We've all written a few resumes in our time, but it's never bad to take a critical look at your current one and make a few improvements. Even a good resume can always be improved. Here are a few things to think about.
To objective, or not to objective?
Objectives are a controversial subject. Some old-school hiring managers like them, but lots of people these days find them to be superfluous. It's not like they don't know what position you're applying for, and the place to really sell yourself is in your cover letter. But if you do choose to include an objective, make sure it's simple—stay away from business jargon—and tells the employer what you can do for them, not what you want them to do for you.
Edit, edit, edit.
Ask yourself, “What's really relevent to the job I'm applying for?” Only include things that really apply. Remember, hiring managers don't spend a lot of time with your resume, so you need to grab their attention and keep it. That means getting straight to the point.
Show your accomplishments.
Don't just list your duties in previous jobs. No one wants to read a job description.

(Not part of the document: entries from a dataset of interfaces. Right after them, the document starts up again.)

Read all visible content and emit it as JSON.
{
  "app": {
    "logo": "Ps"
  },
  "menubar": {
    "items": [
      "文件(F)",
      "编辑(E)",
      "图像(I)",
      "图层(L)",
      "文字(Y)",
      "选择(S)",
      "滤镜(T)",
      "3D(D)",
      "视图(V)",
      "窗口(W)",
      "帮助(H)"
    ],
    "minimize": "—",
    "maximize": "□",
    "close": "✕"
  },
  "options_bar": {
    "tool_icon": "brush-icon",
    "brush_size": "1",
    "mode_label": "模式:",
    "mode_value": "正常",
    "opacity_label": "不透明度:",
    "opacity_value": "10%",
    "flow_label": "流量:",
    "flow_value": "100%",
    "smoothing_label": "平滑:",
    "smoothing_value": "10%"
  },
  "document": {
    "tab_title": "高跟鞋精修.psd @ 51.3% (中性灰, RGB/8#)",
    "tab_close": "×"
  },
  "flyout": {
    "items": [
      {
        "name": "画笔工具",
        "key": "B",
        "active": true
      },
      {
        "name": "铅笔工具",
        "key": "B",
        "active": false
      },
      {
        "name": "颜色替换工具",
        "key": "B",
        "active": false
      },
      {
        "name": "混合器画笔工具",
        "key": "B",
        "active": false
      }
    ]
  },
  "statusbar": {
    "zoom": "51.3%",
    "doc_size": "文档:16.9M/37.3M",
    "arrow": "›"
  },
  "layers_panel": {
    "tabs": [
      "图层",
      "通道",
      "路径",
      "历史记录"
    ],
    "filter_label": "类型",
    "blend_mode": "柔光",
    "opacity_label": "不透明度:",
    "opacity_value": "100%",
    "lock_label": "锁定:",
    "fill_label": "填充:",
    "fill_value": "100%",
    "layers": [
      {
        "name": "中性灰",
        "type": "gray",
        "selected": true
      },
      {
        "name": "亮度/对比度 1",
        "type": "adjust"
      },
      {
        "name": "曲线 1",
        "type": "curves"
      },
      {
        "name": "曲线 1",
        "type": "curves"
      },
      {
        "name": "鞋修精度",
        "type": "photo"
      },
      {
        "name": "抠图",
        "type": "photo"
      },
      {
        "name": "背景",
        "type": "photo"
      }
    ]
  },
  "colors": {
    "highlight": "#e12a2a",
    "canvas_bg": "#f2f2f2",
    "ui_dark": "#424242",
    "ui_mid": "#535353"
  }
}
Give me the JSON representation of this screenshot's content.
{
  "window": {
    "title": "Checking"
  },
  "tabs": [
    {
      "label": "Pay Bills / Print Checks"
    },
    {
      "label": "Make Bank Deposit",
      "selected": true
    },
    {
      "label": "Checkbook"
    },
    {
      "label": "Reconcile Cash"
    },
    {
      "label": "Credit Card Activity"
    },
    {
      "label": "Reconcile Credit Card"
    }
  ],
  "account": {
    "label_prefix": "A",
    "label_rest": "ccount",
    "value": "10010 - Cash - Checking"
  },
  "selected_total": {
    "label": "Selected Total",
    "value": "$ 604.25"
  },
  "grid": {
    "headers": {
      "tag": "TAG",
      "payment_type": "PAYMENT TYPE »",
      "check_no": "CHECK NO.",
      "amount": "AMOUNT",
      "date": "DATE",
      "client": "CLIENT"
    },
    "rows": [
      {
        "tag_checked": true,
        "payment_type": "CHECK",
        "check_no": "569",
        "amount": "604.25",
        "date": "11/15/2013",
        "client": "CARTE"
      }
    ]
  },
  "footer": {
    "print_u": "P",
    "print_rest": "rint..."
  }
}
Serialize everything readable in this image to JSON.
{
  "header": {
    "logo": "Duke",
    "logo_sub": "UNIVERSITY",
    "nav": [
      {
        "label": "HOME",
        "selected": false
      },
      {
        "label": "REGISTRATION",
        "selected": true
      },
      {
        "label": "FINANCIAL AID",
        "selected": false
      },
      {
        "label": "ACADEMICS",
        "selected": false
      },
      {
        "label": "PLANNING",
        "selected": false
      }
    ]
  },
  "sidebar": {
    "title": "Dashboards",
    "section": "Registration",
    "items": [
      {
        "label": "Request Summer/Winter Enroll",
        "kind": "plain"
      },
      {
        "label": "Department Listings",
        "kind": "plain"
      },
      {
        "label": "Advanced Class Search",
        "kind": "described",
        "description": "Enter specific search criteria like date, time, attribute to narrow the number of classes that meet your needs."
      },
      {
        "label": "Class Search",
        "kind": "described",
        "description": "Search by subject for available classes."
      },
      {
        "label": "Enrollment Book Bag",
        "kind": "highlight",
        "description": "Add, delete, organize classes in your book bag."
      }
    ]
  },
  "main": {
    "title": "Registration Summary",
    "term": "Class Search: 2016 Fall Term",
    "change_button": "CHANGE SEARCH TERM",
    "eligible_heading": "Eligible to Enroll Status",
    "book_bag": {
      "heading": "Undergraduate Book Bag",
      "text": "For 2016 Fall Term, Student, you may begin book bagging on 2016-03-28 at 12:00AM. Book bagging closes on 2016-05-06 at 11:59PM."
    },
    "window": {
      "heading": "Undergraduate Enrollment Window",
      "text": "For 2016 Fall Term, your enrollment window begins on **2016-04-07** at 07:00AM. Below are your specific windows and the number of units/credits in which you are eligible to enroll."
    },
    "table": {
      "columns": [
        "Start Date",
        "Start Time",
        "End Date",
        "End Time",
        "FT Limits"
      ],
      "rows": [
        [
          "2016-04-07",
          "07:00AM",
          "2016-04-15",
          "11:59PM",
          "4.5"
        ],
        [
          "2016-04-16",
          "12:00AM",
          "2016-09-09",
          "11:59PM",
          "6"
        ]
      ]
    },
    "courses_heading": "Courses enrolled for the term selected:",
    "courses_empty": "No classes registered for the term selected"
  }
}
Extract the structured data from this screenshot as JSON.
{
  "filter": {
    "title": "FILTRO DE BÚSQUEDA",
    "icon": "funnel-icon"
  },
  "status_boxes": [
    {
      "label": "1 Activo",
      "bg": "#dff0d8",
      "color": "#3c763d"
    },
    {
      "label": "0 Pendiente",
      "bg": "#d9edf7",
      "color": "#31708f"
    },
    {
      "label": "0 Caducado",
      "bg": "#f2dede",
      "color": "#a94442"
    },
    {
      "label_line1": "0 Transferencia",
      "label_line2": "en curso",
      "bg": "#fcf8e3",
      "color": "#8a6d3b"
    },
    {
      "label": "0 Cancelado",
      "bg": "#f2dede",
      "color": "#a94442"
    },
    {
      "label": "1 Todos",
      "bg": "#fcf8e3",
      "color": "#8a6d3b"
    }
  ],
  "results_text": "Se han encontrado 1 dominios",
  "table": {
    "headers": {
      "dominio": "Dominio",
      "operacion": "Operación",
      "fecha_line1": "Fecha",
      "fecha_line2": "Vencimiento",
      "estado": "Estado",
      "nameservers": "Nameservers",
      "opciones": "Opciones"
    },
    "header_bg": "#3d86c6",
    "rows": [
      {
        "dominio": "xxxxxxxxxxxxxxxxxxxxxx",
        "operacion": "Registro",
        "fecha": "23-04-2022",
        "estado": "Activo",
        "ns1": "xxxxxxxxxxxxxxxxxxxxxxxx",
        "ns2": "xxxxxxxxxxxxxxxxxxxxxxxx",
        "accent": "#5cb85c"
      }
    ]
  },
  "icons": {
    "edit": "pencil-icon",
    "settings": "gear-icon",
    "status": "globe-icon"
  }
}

Show that you got results.
Blah: Managed web site for local band.
Better: Increased web traffic by 50%.
Don't forget to include volunteer work or experience if it's relevent, especially if you don't have tons of work experience. Just because you didn't get paid for it doesn't mean it doesn't count.
No one needs to know about your hobbies unless they're relevent to the postion. Ditto your kids' names and ages, your high school GPA or how much you bench press. It's just too much distracting info when what you really want to be noticed for are your professional accomplishments.
Organization and grammar
If you're a recent grad with little work experience, start with education. If not, reverse it and put education at the end. Use bullet points instead of paragraphs because they're easier to scan, and make sure that you proofread. Use proper grammar, spell correctly and beware of little inconsistencies—periods at the end of some bullet points, but not others for example. Sure, a hiring manager might not notice, but what if they do? You don't want to seem sloppy.
Remember, a hiring manager only spends a few seconds with your resume. We can improve the design, but it's up to you to make it matter.
- Category Career AdviceResume Advice